Q: You’re an FTII graduate yourself, so do you think formal training in such a medium is as important?
A: Very much. A film school gives you historical data but it is training that enables you to communicate your message to your target audience. Take Uttam Singh for example, who has beautifully composed the shabad for this film. He never went to school but trained 14 hours in a day and that’s why I believe he is what he is.
Q: Talking about your more recent work, you designed the sound for Leslee Udwin’s documentary India’s Daughter. What are your views on censorship?
A: We were collectively aggrieved by what had happened. We all wept in our private spaces and prayed that nothing like that ever happened even to our enemies. I do not know how and why that mindset has changed now.
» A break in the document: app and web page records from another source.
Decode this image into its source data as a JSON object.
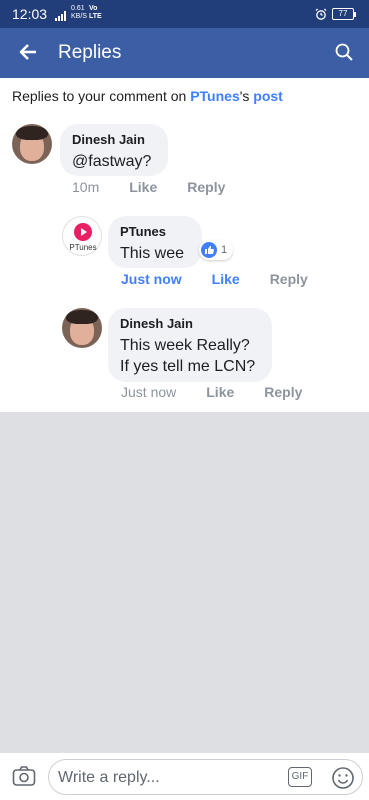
{
  "status_bar": {
    "time": "12:03",
    "net_speed": "0.61",
    "net_unit": "KB/S",
    "lte_vo": "Vo",
    "lte": "LTE",
    "battery": "77"
  },
  "header": {
    "title": "Replies",
    "back_icon": "arrow-left-icon",
    "search_icon": "search-icon"
  },
  "context": {
    "prefix": "Replies to your comment on ",
    "page_link": "PTunes",
    "possessive": "'s ",
    "post_link": "post"
  },
  "comments": [
    {
      "author": "Dinesh Jain",
      "text": "@fastway?",
      "time": "10m",
      "like": "Like",
      "reply": "Reply"
    },
    {
      "author": "PTunes",
      "text": "This wee",
      "time": "Just now",
      "like": "Like",
      "reply": "Reply",
      "reaction_count": "1",
      "avatar_label": "PTunes"
    },
    {
      "author": "Dinesh Jain",
      "text_line1": "This week Really?",
      "text_line2": "If yes tell me LCN?",
      "time": "Just now",
      "like": "Like",
      "reply": "Reply"
    }
  ],
  "composer": {
    "placeholder": "Write a reply...",
    "gif_label": "GIF"
  },
  "colors": {
    "status_bar": "#223e7a",
    "header": "#3b5ea4",
    "link": "#4080ff",
    "brand_pink": "#e91e63"
  }
}
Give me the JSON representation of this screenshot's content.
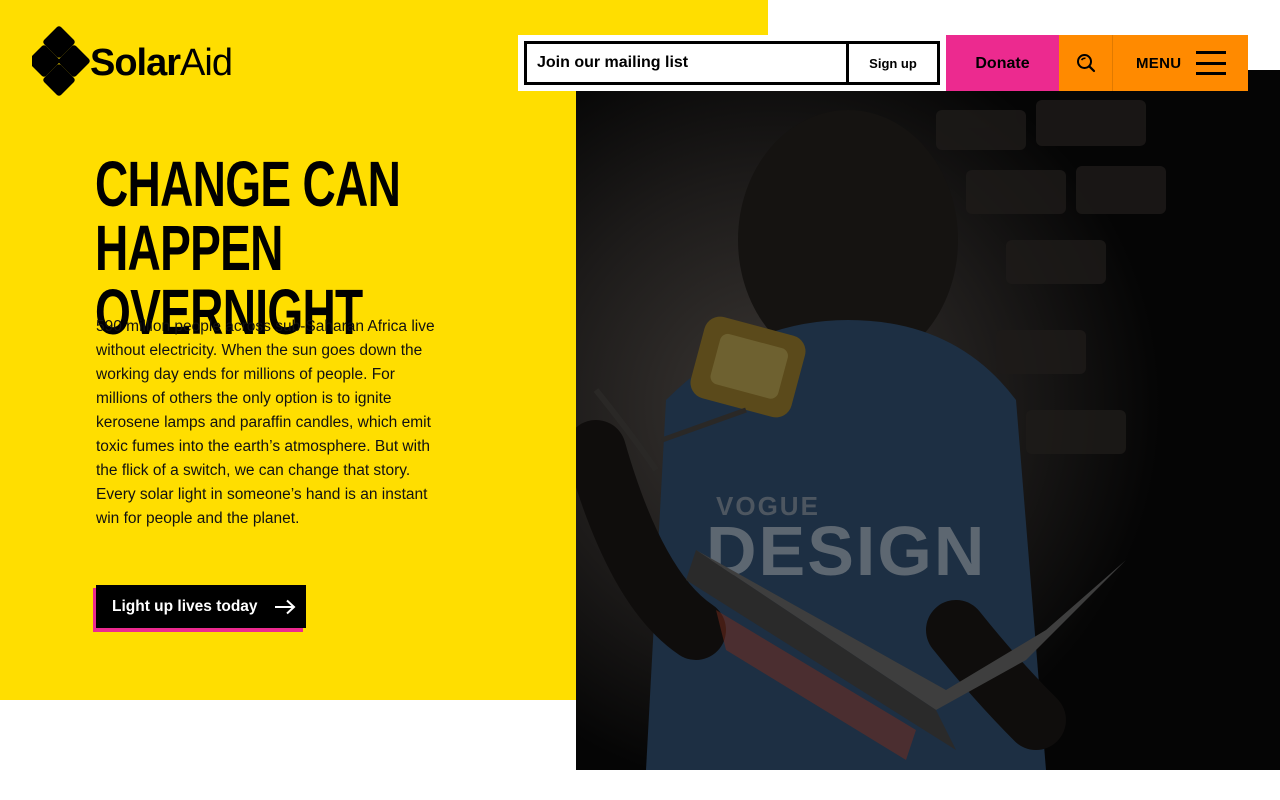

I still have the same mindset. The incident deeply affected me so this was an opportunity for me to do something, and I am glad I worked on the documentary with Leslee. As far as censorship, far more regressive content is available both on the internet and TV. We Indians have been patient in the past, so why we can’t be so at present.
Q: You said you enjoy working on regional cinema, and since you’re in Punjab, will we see Pookutty work on Punjabi films?
A: Why not? For me, sound itself is a language, so I don’t look at a script in terms of the language. Besides, regional cinema gives us the chance to experiment more. I was to work on Chaar Sahibzaade as well, but had to opt out of it due to time constraint.